• Try it:
Once you have read the entries below, write them all out again exactly.

____

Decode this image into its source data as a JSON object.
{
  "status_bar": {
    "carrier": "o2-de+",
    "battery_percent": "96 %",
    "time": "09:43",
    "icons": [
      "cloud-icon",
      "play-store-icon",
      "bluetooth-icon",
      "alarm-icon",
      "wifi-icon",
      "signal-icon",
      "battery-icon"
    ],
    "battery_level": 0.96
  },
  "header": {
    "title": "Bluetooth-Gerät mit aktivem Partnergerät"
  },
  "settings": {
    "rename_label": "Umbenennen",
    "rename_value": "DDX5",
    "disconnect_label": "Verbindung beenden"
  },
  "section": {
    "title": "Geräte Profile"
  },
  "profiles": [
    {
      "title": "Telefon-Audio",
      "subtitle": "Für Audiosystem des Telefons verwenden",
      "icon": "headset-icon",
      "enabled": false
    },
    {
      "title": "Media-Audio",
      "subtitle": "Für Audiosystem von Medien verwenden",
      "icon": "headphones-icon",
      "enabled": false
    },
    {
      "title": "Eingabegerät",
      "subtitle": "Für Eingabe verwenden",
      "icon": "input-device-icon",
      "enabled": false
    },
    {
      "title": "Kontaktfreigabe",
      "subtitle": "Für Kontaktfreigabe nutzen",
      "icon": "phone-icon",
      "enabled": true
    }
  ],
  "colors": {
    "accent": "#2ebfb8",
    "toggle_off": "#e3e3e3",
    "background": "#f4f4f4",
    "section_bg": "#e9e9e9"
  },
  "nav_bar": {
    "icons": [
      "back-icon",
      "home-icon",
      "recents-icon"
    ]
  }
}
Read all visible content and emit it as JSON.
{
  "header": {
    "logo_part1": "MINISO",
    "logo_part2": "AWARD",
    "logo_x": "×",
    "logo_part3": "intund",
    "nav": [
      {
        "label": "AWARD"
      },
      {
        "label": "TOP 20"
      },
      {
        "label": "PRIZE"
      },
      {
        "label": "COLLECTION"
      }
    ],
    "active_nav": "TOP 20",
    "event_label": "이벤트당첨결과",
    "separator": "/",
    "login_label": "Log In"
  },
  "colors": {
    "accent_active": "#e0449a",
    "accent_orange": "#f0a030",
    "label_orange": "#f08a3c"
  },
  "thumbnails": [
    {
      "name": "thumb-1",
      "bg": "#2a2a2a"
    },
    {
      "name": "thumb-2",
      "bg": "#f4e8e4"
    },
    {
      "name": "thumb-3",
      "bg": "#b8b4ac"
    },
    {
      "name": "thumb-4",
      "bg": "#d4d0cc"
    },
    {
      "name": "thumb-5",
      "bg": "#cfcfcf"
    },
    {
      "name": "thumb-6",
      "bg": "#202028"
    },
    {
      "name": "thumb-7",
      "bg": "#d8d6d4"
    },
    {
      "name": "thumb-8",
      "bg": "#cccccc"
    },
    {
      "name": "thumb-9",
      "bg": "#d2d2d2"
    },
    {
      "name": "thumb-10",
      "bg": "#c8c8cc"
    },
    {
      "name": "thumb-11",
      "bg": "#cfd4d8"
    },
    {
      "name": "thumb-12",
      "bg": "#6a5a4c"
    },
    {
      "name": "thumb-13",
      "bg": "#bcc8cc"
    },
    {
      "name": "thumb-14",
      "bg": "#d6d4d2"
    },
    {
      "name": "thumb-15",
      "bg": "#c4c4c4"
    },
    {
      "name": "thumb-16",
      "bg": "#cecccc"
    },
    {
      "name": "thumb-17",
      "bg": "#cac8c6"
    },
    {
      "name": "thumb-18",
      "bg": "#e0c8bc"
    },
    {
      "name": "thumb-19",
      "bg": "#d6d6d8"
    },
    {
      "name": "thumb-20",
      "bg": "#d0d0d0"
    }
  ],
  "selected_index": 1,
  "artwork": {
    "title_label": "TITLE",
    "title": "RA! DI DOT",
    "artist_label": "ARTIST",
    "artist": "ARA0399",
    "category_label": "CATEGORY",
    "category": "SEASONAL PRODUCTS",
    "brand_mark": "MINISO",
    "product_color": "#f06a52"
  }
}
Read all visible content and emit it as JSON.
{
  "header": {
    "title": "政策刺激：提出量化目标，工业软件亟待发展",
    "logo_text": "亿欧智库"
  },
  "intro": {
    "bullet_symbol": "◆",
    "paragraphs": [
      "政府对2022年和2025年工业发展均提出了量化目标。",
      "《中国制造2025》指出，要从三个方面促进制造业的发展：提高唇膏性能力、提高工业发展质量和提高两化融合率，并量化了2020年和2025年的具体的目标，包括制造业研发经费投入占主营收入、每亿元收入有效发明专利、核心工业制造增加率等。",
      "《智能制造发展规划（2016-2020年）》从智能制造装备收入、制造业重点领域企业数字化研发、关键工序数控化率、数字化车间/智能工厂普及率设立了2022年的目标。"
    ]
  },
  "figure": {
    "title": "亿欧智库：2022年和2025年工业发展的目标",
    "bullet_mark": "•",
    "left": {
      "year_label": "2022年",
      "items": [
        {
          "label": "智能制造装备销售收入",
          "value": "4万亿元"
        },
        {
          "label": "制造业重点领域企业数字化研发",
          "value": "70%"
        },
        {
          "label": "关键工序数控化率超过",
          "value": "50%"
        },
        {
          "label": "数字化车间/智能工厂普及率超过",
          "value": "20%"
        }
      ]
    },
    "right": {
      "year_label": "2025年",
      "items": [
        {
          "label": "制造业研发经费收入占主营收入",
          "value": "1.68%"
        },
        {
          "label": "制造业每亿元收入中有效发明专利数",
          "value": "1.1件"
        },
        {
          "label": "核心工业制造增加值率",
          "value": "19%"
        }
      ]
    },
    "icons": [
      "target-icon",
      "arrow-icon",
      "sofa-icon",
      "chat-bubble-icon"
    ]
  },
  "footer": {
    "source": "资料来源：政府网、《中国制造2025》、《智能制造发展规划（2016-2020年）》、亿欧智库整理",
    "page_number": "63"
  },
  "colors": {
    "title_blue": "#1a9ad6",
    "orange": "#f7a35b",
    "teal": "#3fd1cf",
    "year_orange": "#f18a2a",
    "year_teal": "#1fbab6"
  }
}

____

• Task solution:
Decode this image into its source data as a JSON object.
{
  "status_bar": {
    "carrier": "o2-de+",
    "battery_percent": "96 %",
    "time": "09:43",
    "icons": [
      "cloud-icon",
      "play-store-icon",
      "bluetooth-icon",
      "alarm-icon",
      "wifi-icon",
      "signal-icon",
      "battery-icon"
    ],
    "battery_level": 0.96
  },
  "header": {
    "title": "Bluetooth-Gerät mit aktivem Partnergerät"
  },
  "settings": {
    "rename_label": "Umbenennen",
    "rename_value": "DDX5",
    "disconnect_label": "Verbindung beenden"
  },
  "section": {
    "title": "Geräte Profile"
  },
  "profiles": [
    {
      "title": "Telefon-Audio",
      "subtitle": "Für Audiosystem des Telefons verwenden",
      "icon": "headset-icon",
      "enabled": false
    },
    {
      "title": "Media-Audio",
      "subtitle": "Für Audiosystem von Medien verwenden",
      "icon": "headphones-icon",
      "enabled": false
    },
    {
      "title": "Eingabegerät",
      "subtitle": "Für Eingabe verwenden",
      "icon": "input-device-icon",
      "enabled": false
    },
    {
      "title": "Kontaktfreigabe",
      "subtitle": "Für Kontaktfreigabe nutzen",
      "icon": "phone-icon",
      "enabled": true
    }
  ],
  "colors": {
    "accent": "#2ebfb8",
    "toggle_off": "#e3e3e3",
    "background": "#f4f4f4",
    "section_bg": "#e9e9e9"
  },
  "nav_bar": {
    "icons": [
      "back-icon",
      "home-icon",
      "recents-icon"
    ]
  }
}
Read all visible content and emit it as JSON.
{
  "header": {
    "logo_part1": "MINISO",
    "logo_part2": "AWARD",
    "logo_x": "×",
    "logo_part3": "intund",
    "nav": [
      {
        "label": "AWARD"
      },
      {
        "label": "TOP 20"
      },
      {
        "label": "PRIZE"
      },
      {
        "label": "COLLECTION"
      }
    ],
    "active_nav": "TOP 20",
    "event_label": "이벤트당첨결과",
    "separator": "/",
    "login_label": "Log In"
  },
  "colors": {
    "accent_active": "#e0449a",
    "accent_orange": "#f0a030",
    "label_orange": "#f08a3c"
  },
  "thumbnails": [
    {
      "name": "thumb-1",
      "bg": "#2a2a2a"
    },
    {
      "name": "thumb-2",
      "bg": "#f4e8e4"
    },
    {
      "name": "thumb-3",
      "bg": "#b8b4ac"
    },
    {
      "name": "thumb-4",
      "bg": "#d4d0cc"
    },
    {
      "name": "thumb-5",
      "bg": "#cfcfcf"
    },
    {
      "name": "thumb-6",
      "bg": "#202028"
    },
    {
      "name": "thumb-7",
      "bg": "#d8d6d4"
    },
    {
      "name": "thumb-8",
      "bg": "#cccccc"
    },
    {
      "name": "thumb-9",
      "bg": "#d2d2d2"
    },
    {
      "name": "thumb-10",
      "bg": "#c8c8cc"
    },
    {
      "name": "thumb-11",
      "bg": "#cfd4d8"
    },
    {
      "name": "thumb-12",
      "bg": "#6a5a4c"
    },
    {
      "name": "thumb-13",
      "bg": "#bcc8cc"
    },
    {
      "name": "thumb-14",
      "bg": "#d6d4d2"
    },
    {
      "name": "thumb-15",
      "bg": "#c4c4c4"
    },
    {
      "name": "thumb-16",
      "bg": "#cecccc"
    },
    {
      "name": "thumb-17",
      "bg": "#cac8c6"
    },
    {
      "name": "thumb-18",
      "bg": "#e0c8bc"
    },
    {
      "name": "thumb-19",
      "bg": "#d6d6d8"
    },
    {
      "name": "thumb-20",
      "bg": "#d0d0d0"
    }
  ],
  "selected_index": 1,
  "artwork": {
    "title_label": "TITLE",
    "title": "RA! DI DOT",
    "artist_label": "ARTIST",
    "artist": "ARA0399",
    "category_label": "CATEGORY",
    "category": "SEASONAL PRODUCTS",
    "brand_mark": "MINISO",
    "product_color": "#f06a52"
  }
}
Read all visible content and emit it as JSON.
{
  "header": {
    "title": "政策刺激：提出量化目标，工业软件亟待发展",
    "logo_text": "亿欧智库"
  },
  "intro": {
    "bullet_symbol": "◆",
    "paragraphs": [
      "政府对2022年和2025年工业发展均提出了量化目标。",
      "《中国制造2025》指出，要从三个方面促进制造业的发展：提高唇膏性能力、提高工业发展质量和提高两化融合率，并量化了2020年和2025年的具体的目标，包括制造业研发经费投入占主营收入、每亿元收入有效发明专利、核心工业制造增加率等。",
      "《智能制造发展规划（2016-2020年）》从智能制造装备收入、制造业重点领域企业数字化研发、关键工序数控化率、数字化车间/智能工厂普及率设立了2022年的目标。"
    ]
  },
  "figure": {
    "title": "亿欧智库：2022年和2025年工业发展的目标",
    "bullet_mark": "•",
    "left": {
      "year_label": "2022年",
      "items": [
        {
          "label": "智能制造装备销售收入",
          "value": "4万亿元"
        },
        {
          "label": "制造业重点领域企业数字化研发",
          "value": "70%"
        },
        {
          "label": "关键工序数控化率超过",
          "value": "50%"
        },
        {
          "label": "数字化车间/智能工厂普及率超过",
          "value": "20%"
        }
      ]
    },
    "right": {
      "year_label": "2025年",
      "items": [
        {
          "label": "制造业研发经费收入占主营收入",
          "value": "1.68%"
        },
        {
          "label": "制造业每亿元收入中有效发明专利数",
          "value": "1.1件"
        },
        {
          "label": "核心工业制造增加值率",
          "value": "19%"
        }
      ]
    },
    "icons": [
      "target-icon",
      "arrow-icon",
      "sofa-icon",
      "chat-bubble-icon"
    ]
  },
  "footer": {
    "source": "资料来源：政府网、《中国制造2025》、《智能制造发展规划（2016-2020年）》、亿欧智库整理",
    "page_number": "63"
  },
  "colors": {
    "title_blue": "#1a9ad6",
    "orange": "#f7a35b",
    "teal": "#3fd1cf",
    "year_orange": "#f18a2a",
    "year_teal": "#1fbab6"
  }
}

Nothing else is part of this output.